EXERCISE PROMPT ▸ When you restate the data, keep every word as it is and drop the images.

EXERCISE MATERIALS ▸
· · · ·
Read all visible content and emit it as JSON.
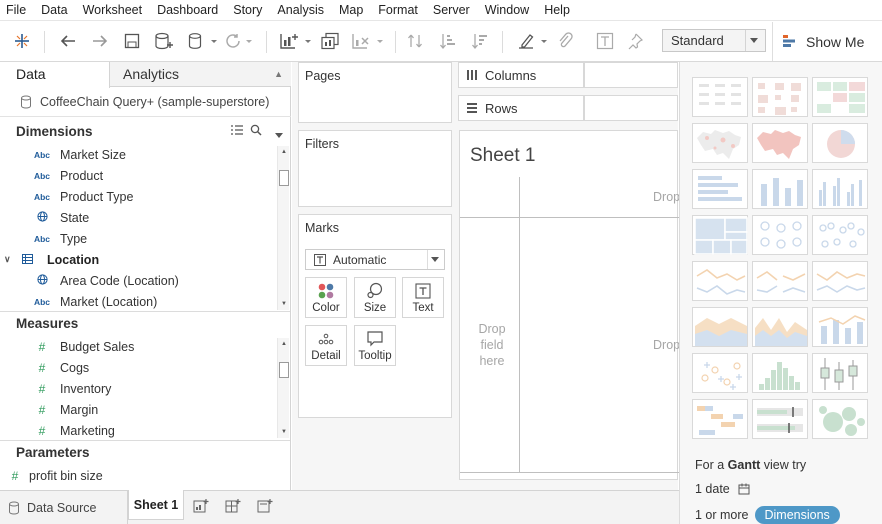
{
  "menu": [
    "File",
    "Data",
    "Worksheet",
    "Dashboard",
    "Story",
    "Analysis",
    "Map",
    "Format",
    "Server",
    "Window",
    "Help"
  ],
  "toolbar": {
    "view_size": "Standard",
    "show_me_label": "Show Me",
    "icons": [
      "tableau-logo-icon",
      "undo-icon",
      "redo-icon",
      "save-icon",
      "new-data-source-icon",
      "pause-updates-icon",
      "refresh-icon",
      "new-worksheet-icon",
      "duplicate-icon",
      "clear-icon",
      "swap-icon",
      "sort-ascending-icon",
      "sort-descending-icon",
      "highlight-icon",
      "group-icon",
      "labels-icon",
      "pin-icon"
    ]
  },
  "data_pane": {
    "tab_data": "Data",
    "tab_analytics": "Analytics",
    "datasource": "CoffeeChain Query+ (sample-superstore)",
    "dimensions_label": "Dimensions",
    "dimensions": [
      {
        "type": "Abc",
        "name": "Market Size"
      },
      {
        "type": "Abc",
        "name": "Product"
      },
      {
        "type": "Abc",
        "name": "Product Type"
      },
      {
        "type": "globe",
        "name": "State"
      },
      {
        "type": "Abc",
        "name": "Type"
      }
    ],
    "location_folder": "Location",
    "location_fields": [
      {
        "type": "globe",
        "name": "Area Code (Location)"
      },
      {
        "type": "Abc",
        "name": "Market (Location)"
      }
    ],
    "measures_label": "Measures",
    "measures": [
      "Budget Sales",
      "Cogs",
      "Inventory",
      "Margin",
      "Marketing"
    ],
    "parameters_label": "Parameters",
    "parameters": [
      "profit bin size"
    ]
  },
  "cards": {
    "pages": "Pages",
    "filters": "Filters",
    "marks": "Marks",
    "mark_type": "Automatic",
    "mark_buttons": [
      "Color",
      "Size",
      "Text",
      "Detail",
      "Tooltip"
    ]
  },
  "shelves": {
    "columns": "Columns",
    "rows": "Rows"
  },
  "sheet": {
    "title": "Sheet 1",
    "drop_top": "Drop",
    "drop_left": "Drop field here",
    "drop_center": "Drop"
  },
  "show_me": {
    "hint_prefix": "For a ",
    "hint_chart": "Gantt",
    "hint_suffix": " view try",
    "req_date": "1 date",
    "req_dims_prefix": "1 or more",
    "req_dims_pill": "Dimensions"
  },
  "bottom": {
    "datasource_tab": "Data Source",
    "sheet_tab": "Sheet 1"
  }
}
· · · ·
EXERCISE SOLUTION ▸
Read all visible content and emit it as JSON.
{
  "menu": [
    "File",
    "Data",
    "Worksheet",
    "Dashboard",
    "Story",
    "Analysis",
    "Map",
    "Format",
    "Server",
    "Window",
    "Help"
  ],
  "toolbar": {
    "view_size": "Standard",
    "show_me_label": "Show Me",
    "icons": [
      "tableau-logo-icon",
      "undo-icon",
      "redo-icon",
      "save-icon",
      "new-data-source-icon",
      "pause-updates-icon",
      "refresh-icon",
      "new-worksheet-icon",
      "duplicate-icon",
      "clear-icon",
      "swap-icon",
      "sort-ascending-icon",
      "sort-descending-icon",
      "highlight-icon",
      "group-icon",
      "labels-icon",
      "pin-icon"
    ]
  },
  "data_pane": {
    "tab_data": "Data",
    "tab_analytics": "Analytics",
    "datasource": "CoffeeChain Query+ (sample-superstore)",
    "dimensions_label": "Dimensions",
    "dimensions": [
      {
        "type": "Abc",
        "name": "Market Size"
      },
      {
        "type": "Abc",
        "name": "Product"
      },
      {
        "type": "Abc",
        "name": "Product Type"
      },
      {
        "type": "globe",
        "name": "State"
      },
      {
        "type": "Abc",
        "name": "Type"
      }
    ],
    "location_folder": "Location",
    "location_fields": [
      {
        "type": "globe",
        "name": "Area Code (Location)"
      },
      {
        "type": "Abc",
        "name": "Market (Location)"
      }
    ],
    "measures_label": "Measures",
    "measures": [
      "Budget Sales",
      "Cogs",
      "Inventory",
      "Margin",
      "Marketing"
    ],
    "parameters_label": "Parameters",
    "parameters": [
      "profit bin size"
    ]
  },
  "cards": {
    "pages": "Pages",
    "filters": "Filters",
    "marks": "Marks",
    "mark_type": "Automatic",
    "mark_buttons": [
      "Color",
      "Size",
      "Text",
      "Detail",
      "Tooltip"
    ]
  },
  "shelves": {
    "columns": "Columns",
    "rows": "Rows"
  },
  "sheet": {
    "title": "Sheet 1",
    "drop_top": "Drop",
    "drop_left": "Drop field here",
    "drop_center": "Drop"
  },
  "show_me": {
    "hint_prefix": "For a ",
    "hint_chart": "Gantt",
    "hint_suffix": " view try",
    "req_date": "1 date",
    "req_dims_prefix": "1 or more",
    "req_dims_pill": "Dimensions"
  },
  "bottom": {
    "datasource_tab": "Data Source",
    "sheet_tab": "Sheet 1"
  }
}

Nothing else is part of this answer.